With M1 Finance, the features of your checking account depend on whether you sign up for a paid Plus account or stick with the free account. A free checking account doesn’t offer interest or debit card rewards, and you only get one free ATM withdrawal per month. With a Plus account, you get 1% APY interest, 1% cashback on purchases, and four free ATM withdrawals per month.

Betterment’s checking account doesn’t charge any fees – even overdraft fees. There’s no interest on your deposits, and rewards for purchases vary by merchant (typically 2% to 5% cashback for big brands and 0% for local stores).

Betterment also offers a fee-free savings account with no minimum balance. It offers 0.40% APY on your deposits.

M1 Finance vs. Betterment - Betterment Savings

One interesting thing that M1 Finance enables you to do is to borrow money against the funds in your investment portfolio – including IRA and trust accounts. You can borrow up to 35% of your account value instantly, with no paperwork and no credit check. M1 Finance charges interest rates of 3.5% APR for free users and 2% APR for Plus users.

Be very cautious borrowing money from your investing account. If the value of your investments drops, you could be forced to repay some of the loan immediately or to sell off your investments.

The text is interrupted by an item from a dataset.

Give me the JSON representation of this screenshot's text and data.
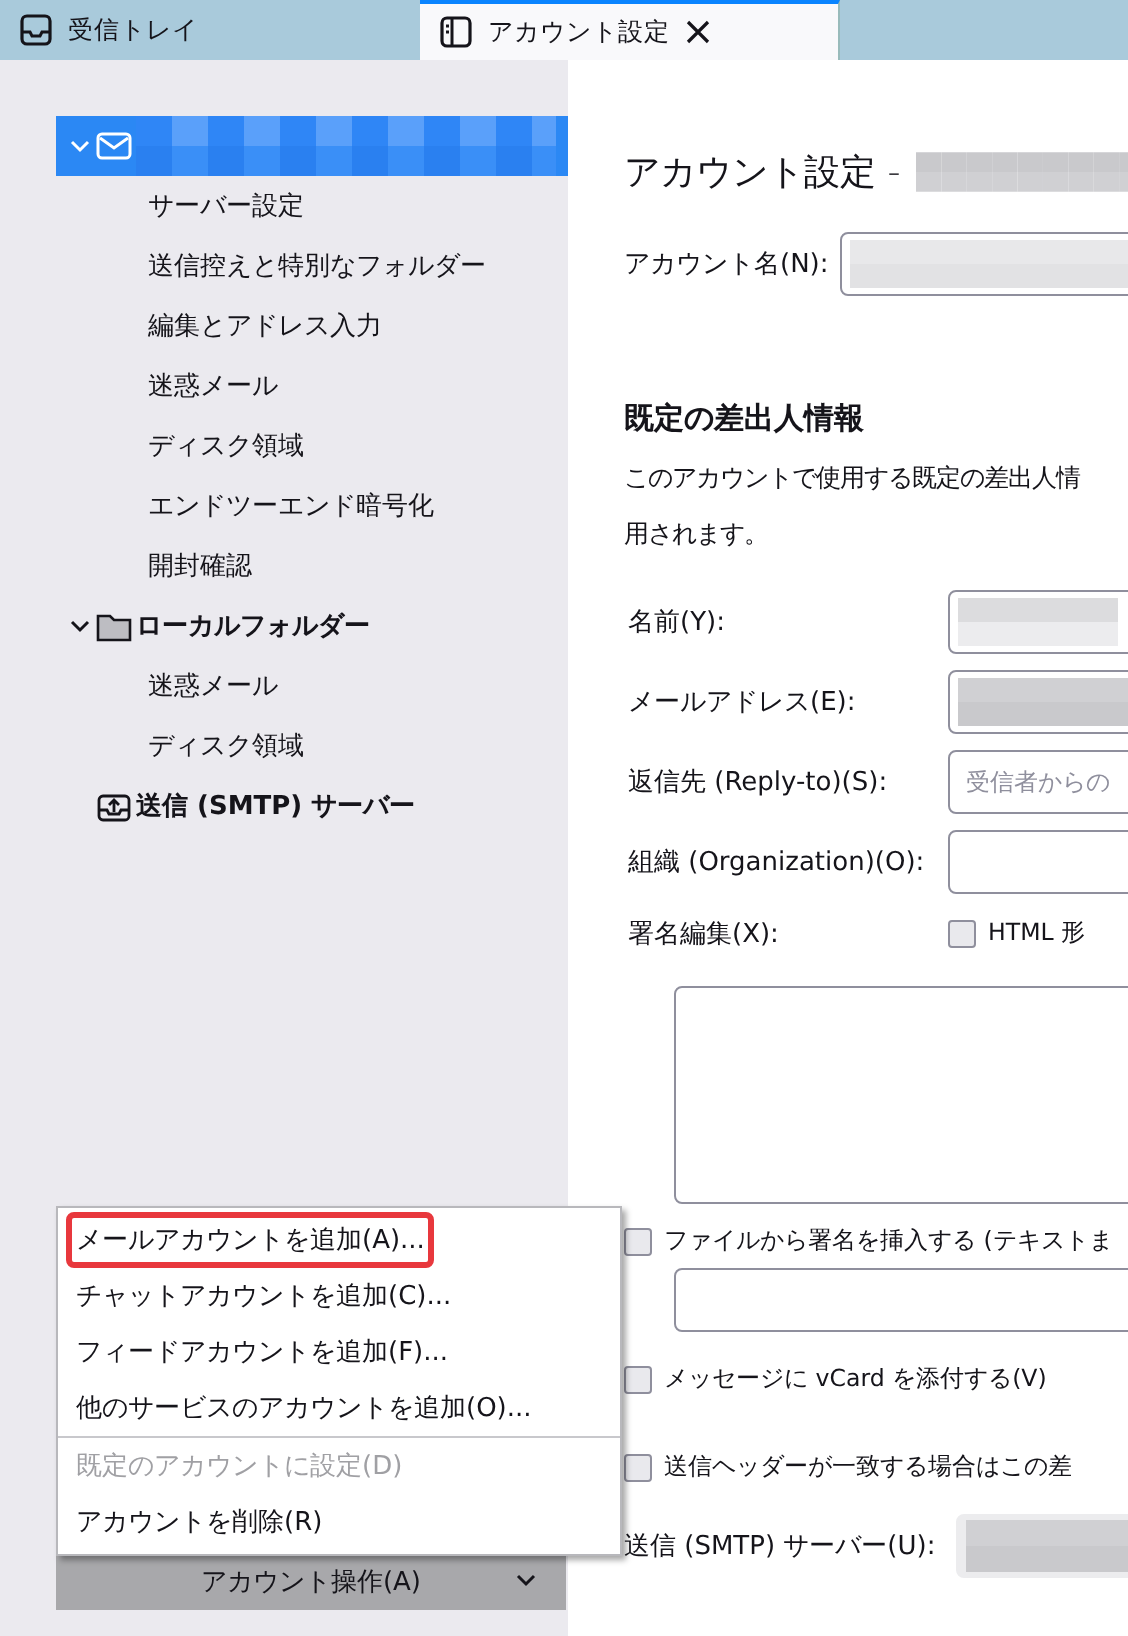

M1 Finance vs. Betterment - M1 Finance Borrow

M1 Finance vs. Betterment: Pricing

M1 Finance allows you to open investing and checking accounts at no cost. If you want a 1% interest rate and cashback for your checking account or a lower rate for borrowing against your portfolio, you can sign up for M1 Plus for $125 per year.

Betterment allows you to open a checking or savings account for free. If you invest with Betterment, the platform charges 0.25% of your total portfolio value (not including money in checking and savings accounts) as a management fee. If you have at least $100,000 in total assets with Betterment, you can upgrade to a Premium Investing account. This carries a 0.40% management fee and comes with unlimited access to a team of financial planners.

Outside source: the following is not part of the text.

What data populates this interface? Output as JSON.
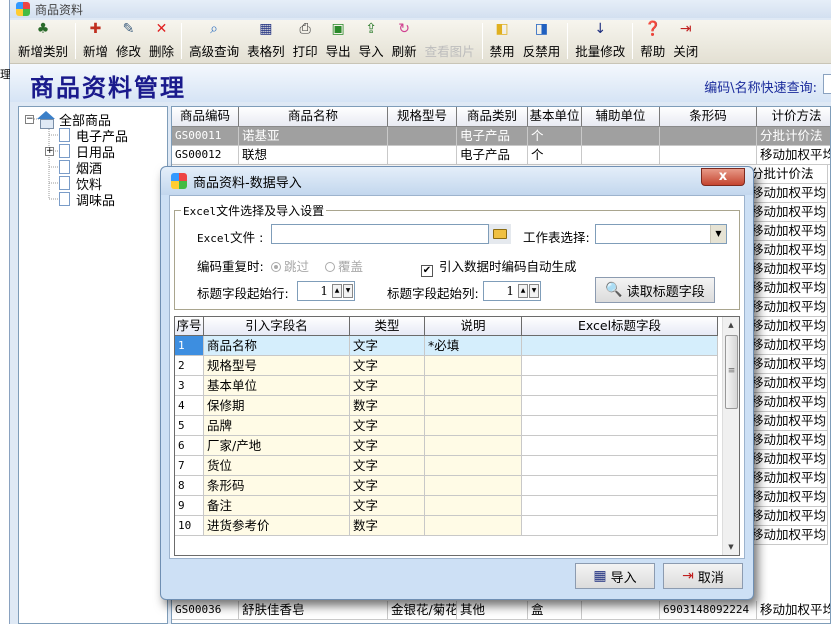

M1 Finance vs. Betterment - Betterment Pricing

Which Service Is Better?

If you want to make the process of creating a portfolio as simple as possible, Betterment may be the best option for you. You can start investing in the Core portfolio in just a few clicks, and you don’t have to worry about customizing it or adding individual stocks. If you set up recurring investments when you create your account, you can effectively go years at a time without checking in on your portfolio.

If you don’t mind a little more complexity, we think M1 Finance offers a better service overall. You can choose from 100 pre-made portfolios that are ready for you to invest in and forget about. You also have the freedom to build your own portfolio from scratch or to mix-and-match a pre-made portfolio with individual stocks and ETFs. Many users can take advantage of M1 Finance’s free account, in which case this service is significantly cheaper than Betterment in the long run.

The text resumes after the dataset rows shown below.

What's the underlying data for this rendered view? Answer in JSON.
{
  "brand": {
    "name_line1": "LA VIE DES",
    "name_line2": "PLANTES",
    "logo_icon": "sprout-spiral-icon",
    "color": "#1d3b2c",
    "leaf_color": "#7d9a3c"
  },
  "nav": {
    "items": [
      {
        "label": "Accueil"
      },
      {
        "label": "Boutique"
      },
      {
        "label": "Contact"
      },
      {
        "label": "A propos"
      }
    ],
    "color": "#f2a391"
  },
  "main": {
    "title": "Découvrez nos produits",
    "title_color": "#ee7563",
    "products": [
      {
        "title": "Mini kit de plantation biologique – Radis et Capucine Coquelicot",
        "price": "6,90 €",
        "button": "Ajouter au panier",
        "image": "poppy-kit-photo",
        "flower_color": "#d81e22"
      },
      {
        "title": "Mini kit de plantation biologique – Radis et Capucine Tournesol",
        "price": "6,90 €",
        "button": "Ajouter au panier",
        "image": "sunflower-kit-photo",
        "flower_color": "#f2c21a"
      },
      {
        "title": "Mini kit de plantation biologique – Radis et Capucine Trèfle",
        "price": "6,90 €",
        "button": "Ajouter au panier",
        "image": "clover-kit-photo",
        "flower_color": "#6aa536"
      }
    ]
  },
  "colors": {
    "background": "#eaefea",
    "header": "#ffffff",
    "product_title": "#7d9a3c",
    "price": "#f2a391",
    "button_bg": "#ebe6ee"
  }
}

M1 Finance And Betterment Alternatives

Services like Stash and Wealthfront compete closely with M1 Finance and Betterment. Wealthfront is identical to Betterment in many ways, although it lacks Betterment’s goal-based portfolios. Stash is very similar to M1 Finance, but it has a narrower selection of stocks and ETFs to choose from and doesn’t enable you to invest for free. Overall, we think M1 Finance is the best choice out of all of these services for most investors.

Conclusion: M1 Finance vs. Betterment

M1 Finance and Betterment are both excellent services that are well-suited to new investors. While Betterment may be better suited to some investors who prize simplicity and goal-oriented planning, we think M1 Finance is the better service for most people. It offers both pre-made portfolios and individual stock and ETF investing, so you can easily build a custom investment portfolio that’s right for you. Still can’t decide? Check out our full review of M1 Finance here and our full review of Betterment here to learn more!